Avon Patch: Reggio Magnet School Groundbreaking Turns the Soil for Education
Reggio Magnet School Groundbreaking Turns the Soil for Education
Capitol Region Education Council staff, Avon Public School and town officials, students, parents and local politicians celebrate the school’s construction on Waterville Road.
posted by Jessie Sawyer
September 21, 2012
The groundbreaking of a larger Capitol Region Education Council (CREC) Reggio Magnet School of the Arts is not only turning the soil on Waterville Road but also for increased opportunities in education.
This is such an exciting experience for us,” Denise M. Gallucci, CREC deputy executive director and superintendent of schools, said after a groundbreaking ceremony Friday. “It’s a privilege for us to offer this opportunity to kids in the capitol region.”
Site work to prepare for construction officially began about a month ago, according to Donald Walsh, CREC deputy executive director.
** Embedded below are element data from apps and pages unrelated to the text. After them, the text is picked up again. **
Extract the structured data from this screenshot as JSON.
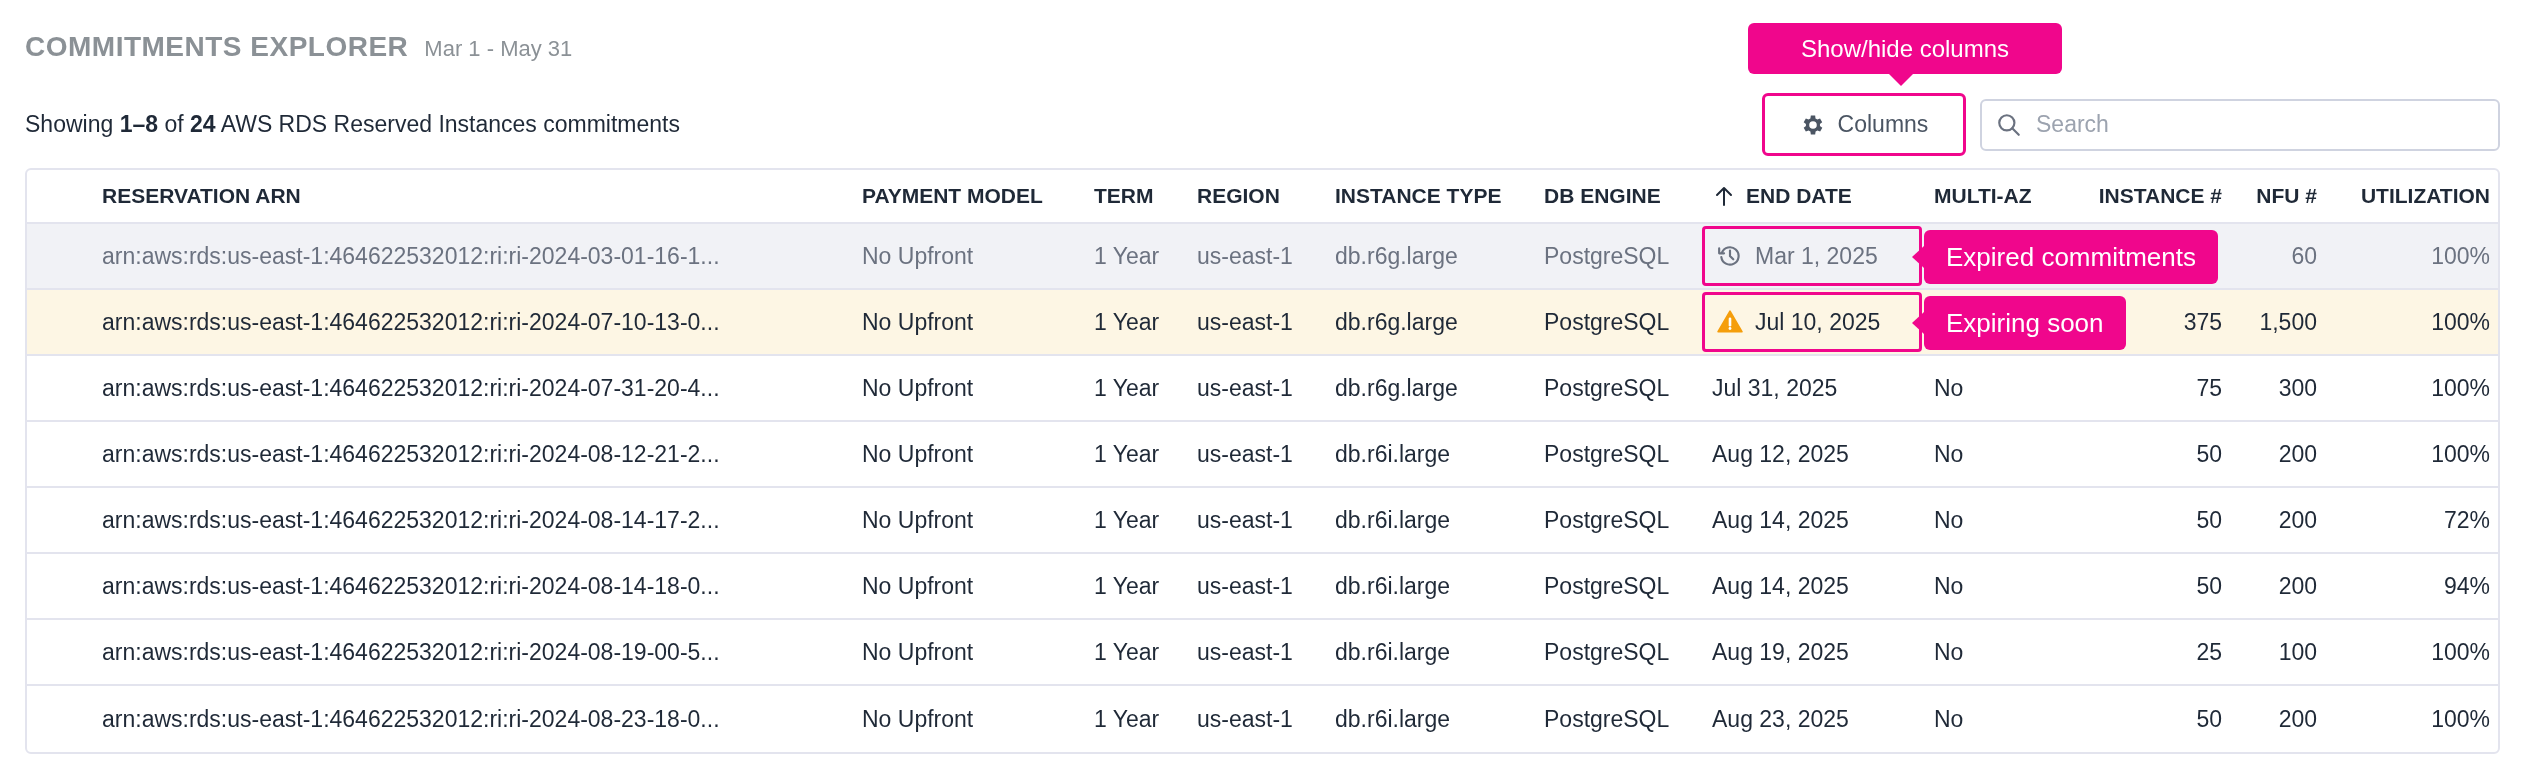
{
  "header": {
    "title": "COMMITMENTS EXPLORER",
    "date_range": "Mar 1 - May 31"
  },
  "summary": "Showing **1–8** of **24** AWS RDS Reserved Instances commitments",
  "columns_button": {
    "label": "Columns",
    "callout": "Show/hide columns"
  },
  "search": {
    "placeholder": "Search"
  },
  "table": {
    "columns": [
      {
        "label": "RESERVATION ARN",
        "sorted": false
      },
      {
        "label": "PAYMENT MODEL",
        "sorted": false
      },
      {
        "label": "TERM",
        "sorted": false
      },
      {
        "label": "REGION",
        "sorted": false
      },
      {
        "label": "INSTANCE TYPE",
        "sorted": false
      },
      {
        "label": "DB ENGINE",
        "sorted": false
      },
      {
        "label": "END DATE",
        "sorted": true
      },
      {
        "label": "MULTI-AZ",
        "sorted": false
      },
      {
        "label": "INSTANCE #",
        "sorted": false
      },
      {
        "label": "NFU #",
        "sorted": false
      },
      {
        "label": "UTILIZATION",
        "sorted": false
      }
    ],
    "rows": [
      {
        "kind": "expired",
        "callout": "Expired commitments",
        "arn": "arn:aws:rds:us-east-1:464622532012:ri:ri-2024-03-01-16-1...",
        "payment_model": "No Upfront",
        "term": "1 Year",
        "region": "us-east-1",
        "instance_type": "db.r6g.large",
        "db_engine": "PostgreSQL",
        "end_date": "Mar 1, 2025",
        "nfu_count": "60",
        "utilization": "100%"
      },
      {
        "kind": "expiring",
        "callout": "Expiring soon",
        "arn": "arn:aws:rds:us-east-1:464622532012:ri:ri-2024-07-10-13-0...",
        "payment_model": "No Upfront",
        "term": "1 Year",
        "region": "us-east-1",
        "instance_type": "db.r6g.large",
        "db_engine": "PostgreSQL",
        "end_date": "Jul 10, 2025",
        "instance_count": "375",
        "nfu_count": "1,500",
        "utilization": "100%"
      },
      {
        "kind": "active",
        "arn": "arn:aws:rds:us-east-1:464622532012:ri:ri-2024-07-31-20-4...",
        "payment_model": "No Upfront",
        "term": "1 Year",
        "region": "us-east-1",
        "instance_type": "db.r6g.large",
        "db_engine": "PostgreSQL",
        "end_date": "Jul 31, 2025",
        "multi_az": "No",
        "instance_count": "75",
        "nfu_count": "300",
        "utilization": "100%"
      },
      {
        "kind": "active",
        "arn": "arn:aws:rds:us-east-1:464622532012:ri:ri-2024-08-12-21-2...",
        "payment_model": "No Upfront",
        "term": "1 Year",
        "region": "us-east-1",
        "instance_type": "db.r6i.large",
        "db_engine": "PostgreSQL",
        "end_date": "Aug 12, 2025",
        "multi_az": "No",
        "instance_count": "50",
        "nfu_count": "200",
        "utilization": "100%"
      },
      {
        "kind": "active",
        "arn": "arn:aws:rds:us-east-1:464622532012:ri:ri-2024-08-14-17-2...",
        "payment_model": "No Upfront",
        "term": "1 Year",
        "region": "us-east-1",
        "instance_type": "db.r6i.large",
        "db_engine": "PostgreSQL",
        "end_date": "Aug 14, 2025",
        "multi_az": "No",
        "instance_count": "50",
        "nfu_count": "200",
        "utilization": "72%"
      },
      {
        "kind": "active",
        "arn": "arn:aws:rds:us-east-1:464622532012:ri:ri-2024-08-14-18-0...",
        "payment_model": "No Upfront",
        "term": "1 Year",
        "region": "us-east-1",
        "instance_type": "db.r6i.large",
        "db_engine": "PostgreSQL",
        "end_date": "Aug 14, 2025",
        "multi_az": "No",
        "instance_count": "50",
        "nfu_count": "200",
        "utilization": "94%"
      },
      {
        "kind": "active",
        "arn": "arn:aws:rds:us-east-1:464622532012:ri:ri-2024-08-19-00-5...",
        "payment_model": "No Upfront",
        "term": "1 Year",
        "region": "us-east-1",
        "instance_type": "db.r6i.large",
        "db_engine": "PostgreSQL",
        "end_date": "Aug 19, 2025",
        "multi_az": "No",
        "instance_count": "25",
        "nfu_count": "100",
        "utilization": "100%"
      },
      {
        "kind": "active",
        "arn": "arn:aws:rds:us-east-1:464622532012:ri:ri-2024-08-23-18-0...",
        "payment_model": "No Upfront",
        "term": "1 Year",
        "region": "us-east-1",
        "instance_type": "db.r6i.large",
        "db_engine": "PostgreSQL",
        "end_date": "Aug 23, 2025",
        "multi_az": "No",
        "instance_count": "50",
        "nfu_count": "200",
        "utilization": "100%"
      }
    ]
  }
}
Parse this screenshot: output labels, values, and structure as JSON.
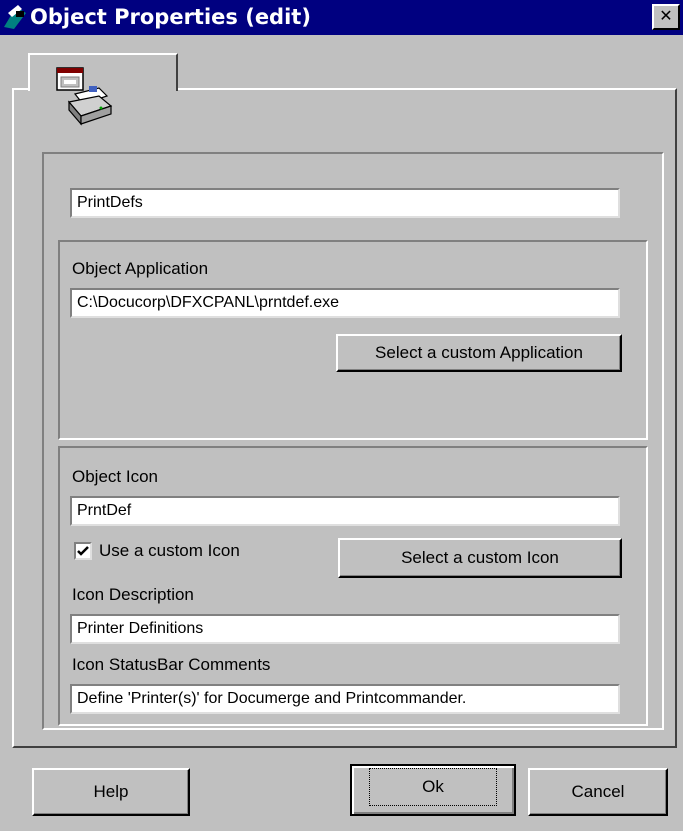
{
  "window": {
    "title": "Object Properties (edit)",
    "close_glyph": "✕"
  },
  "general": {
    "name_value": "PrintDefs"
  },
  "application": {
    "label": "Object Application",
    "path_value": "C:\\Docucorp\\DFXCPANL\\prntdef.exe",
    "select_button": "Select a custom Application"
  },
  "icon": {
    "label": "Object Icon",
    "icon_value": "PrntDef",
    "use_custom_label": "Use a custom Icon",
    "use_custom_checked": true,
    "select_button": "Select a custom Icon",
    "description_label": "Icon Description",
    "description_value": "Printer Definitions",
    "statusbar_label": "Icon StatusBar Comments",
    "statusbar_value": "Define 'Printer(s)' for Documerge and Printcommander."
  },
  "buttons": {
    "help": "Help",
    "ok": "Ok",
    "cancel": "Cancel"
  },
  "colors": {
    "titlebar": "#000080",
    "face": "#c0c0c0"
  },
  "icons": {
    "app": "app-window-icon",
    "tab": "printer-icon"
  }
}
The next step is laying down the foundation, he said. Construction should be completed by December 2013.
The magnet school was established in 2008 at Fisher Road in Avon as part of a settlement for Sheff vs. O’Neill, according to Walsh. The incentive behind the 1989 lawsuit was to create adequate educational opportunities for Hartford children and eliminate the “pocket of racial isolation,” he said.
Elizabeth Horton-Sheff herself, one of the plaintiffs in the Sheff vs. O’Neill case, spoke at the groundbreaking. She said that the commitment of the town of Avon, teachers and parents to her family’s dream made it tangible by supporting the Reggio school.
“Sheff [vs. O’Neill] came about through interest of families, urban and suburban and public interest lawyers to address inequities in Hartford with regard to education,” Horton-Sheff said.
Her son, Milo Sheff, who the lawsuit was named after, was 10 when Sheff vs. O’Neill was filed.
Horton-Sheff said that she’s noticed a huge difference since the first settlement. The achievement gap is closing, she said, and numerous magnet schools have been established as a result.
“A lot achieved, yet still more to do,” she said.
Gallucci, of Avon, has seen progress too. Many times, impoverished pre-kindergarten children who take the Peabody Picture Vocabulary Test when they start at Reggio are one or two standard deviations below the mean. By kindergarten, they are often at or above the standard.
Gallucci, whose daughter, Avery, 8, is a Reggio student, called Principal Josie Dipietro-Smith “a gifted educator.”
“It’s an amazing day for us,” DiPietro-Smith said.
CREC planned to open the school in September 2013, but Walsh said the new target date is January 2014. The construction was delayed because the Planning and Zoning application process went longer than expected, he said. Until then, approximately 300 pre-kindergarten to fifth grade Reggio students are taking their classes at a temporary facility on Security Drive that’s owned by Mark Greenberg.
“The kids love it, the staff loves it and the parents love it also,” Walsh said.
The 2008 settlement called for the creation of seven magnet schools – Reggio, the Public Safety Academy in Enfield, Medical Professions and Teacher Preparatory Academy in New Britain, International Magnet School in East Hartford, Discovery Academy, Aerospace and Engineering Academy in Windsor and Museum Academy. Thursday marked the groundbreaking for the Enfield and New Britain magnet schools and the International Magnet School groundbreaking was last week. Discovery Academy is currently in Wethersfield temporarily and will be relocated to South Windsor once a new site is built.
Milo Sheff is 33 now. He owns Milo Sheff Studio to record music in Hartford and he’s taking classes in video editing. Sheff’s also training to be a sous chef. His mother said he was out of school by the time of the first Sheff vs. O’Neill settlement in 1996, so he didn’t directly benefit.
“I didn’t do it for my child,” she said. “I did it for my children.”